In terms of alliance politics, the United States has thus far ticked all the boxes necessary to reassure allies and strengthen the credibility of its commitments—many of which it did not have to. Unlike in the Asia-Pacific region, American allies in Europe don't exactly have other options besides NATO. However, the United States has yet to seriously tackle the issue of deterrence. The deployment of a brigade combat team split among six countries (part of the $3.4 billion ERI package), and four NATO multinational battalions in the Baltics, are in the service of assurance, not intended to change the military balance, which is unequivocally in Russia’s favor.

That may all be for the best, given that the specter of Russia attempting a fait accompli seizure of the Baltics is a decidedly contrived scenario. The U.S. policy establishment is a large solution always in search of a problem, and while pragmatism dictates contingency planning, the threat to the Baltics is distorted by alliance politics, poorly grounded in sound military analysis of Russian force posture. Russia’s exclave of Kaliningrad is quite vulnerable from Moscow’s perspective, while any large-scale U.S. ground presence could prove an intolerable threat, given the proximity of St. Petersburg just outside “NATO’s borders.” Russia is likely no less worried about Kaliningrad, behind NATO lines, than NATO is about its Baltic members.

Given the proximity to one of Russia’s most important cities, there is no prospect of establishing deterrence by denial without deploying a force on Russia’s borders so large that it results in a bidding contest and precipitates the very war it was meant to prevent. The good news is that Russia takes NATO guarantees rather seriously—perhaps much more so than its own members, which is why it has invaded both Georgia and Ukraine to keep them from joining the alliance. Contrary to popular belief, for many years not only was there no Baltic military buildup in progress, but the region had been fielding aging Russian units with poor readiness. The wholesale sacking in June 2016 of the Baltic Fleet command, including ground force officers, is an objective indicator of what the Russian General Staff thinks about the fighting readiness of its forces in Kaliningrad.

It is difficult to assert that a Russian invasion of the Baltics is coming by looking at the meager steps the country’s armed forces have taken to enable it. That said, this is a snapshot what was, not of what will be.

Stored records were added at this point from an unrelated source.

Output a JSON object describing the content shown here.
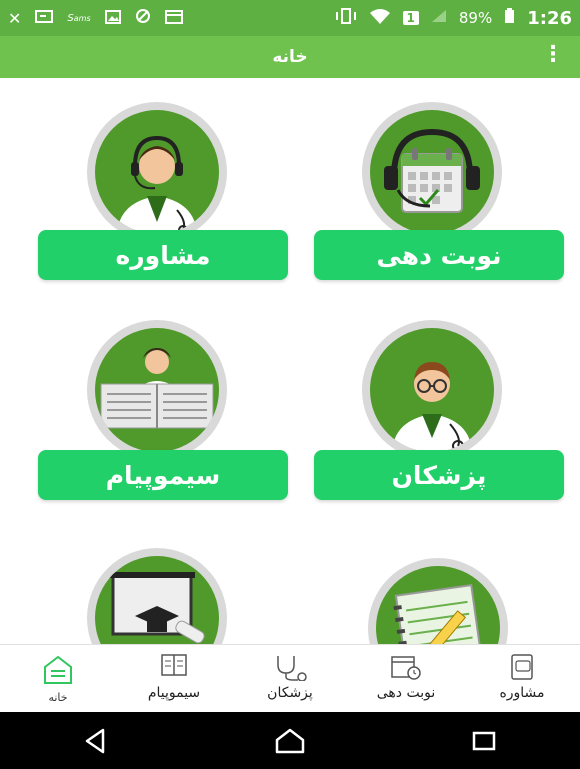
{
  "status_bar": {
    "time": "1:26",
    "battery": "89%",
    "sim_badge": "1",
    "icons": [
      "close-icon",
      "message-icon",
      "samsung-icon",
      "image-icon",
      "no-touch-icon",
      "calendar-icon",
      "vibrate-icon",
      "wifi-icon",
      "signal-icon",
      "battery-icon"
    ]
  },
  "app_bar": {
    "title": "خانه",
    "menu_icon": "more-vert-icon"
  },
  "tiles": [
    {
      "label": "مشاوره",
      "icon": "doctor-headset-icon"
    },
    {
      "label": "نوبت دهی",
      "icon": "calendar-headset-icon"
    },
    {
      "label": "سیموپیام",
      "icon": "newspaper-icon"
    },
    {
      "label": "پزشکان",
      "icon": "doctor-icon"
    },
    {
      "label": "",
      "icon": "graduation-icon"
    },
    {
      "label": "",
      "icon": "notebook-icon"
    }
  ],
  "bottom_nav": [
    {
      "label": "خانه",
      "icon": "home-icon",
      "active": true
    },
    {
      "label": "سیموپیام",
      "icon": "news-icon",
      "active": false
    },
    {
      "label": "پزشکان",
      "icon": "stethoscope-icon",
      "active": false
    },
    {
      "label": "نوبت دهی",
      "icon": "calendar-clock-icon",
      "active": false
    },
    {
      "label": "مشاوره",
      "icon": "tablet-chat-icon",
      "active": false
    }
  ],
  "system_nav": [
    "back-icon",
    "home-icon",
    "recents-icon"
  ],
  "colors": {
    "status_bar": "#5fb043",
    "app_bar": "#6fc24d",
    "button": "#22d06a",
    "circle_fill": "#4f9a2a",
    "circle_ring": "#d9d9d9"
  }
}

Russia may have saved the Baltic region for last, but an expanded force posture and deployment of new capabilities are in the works. The establishment of the Eleventh Army Corps in Kaliningrad indicates that existing units will be expanded in size, some companies turned into full battalions, and more. As Russia retires the last of its SS-21 Scarab units in Kaliningrad, the dreaded Iskander (SS-26) will take its place in the next year or two, especially given that there are only two units in all of Russia left to rearm with this system. The same can be said for air defenses, with standardization around the S-400 and later models of S-300 systems, combat aviation and fixed-wing aircraft. This is the logical evolution of Russia's modernization program to replace old Soviet workhorses with newer designs.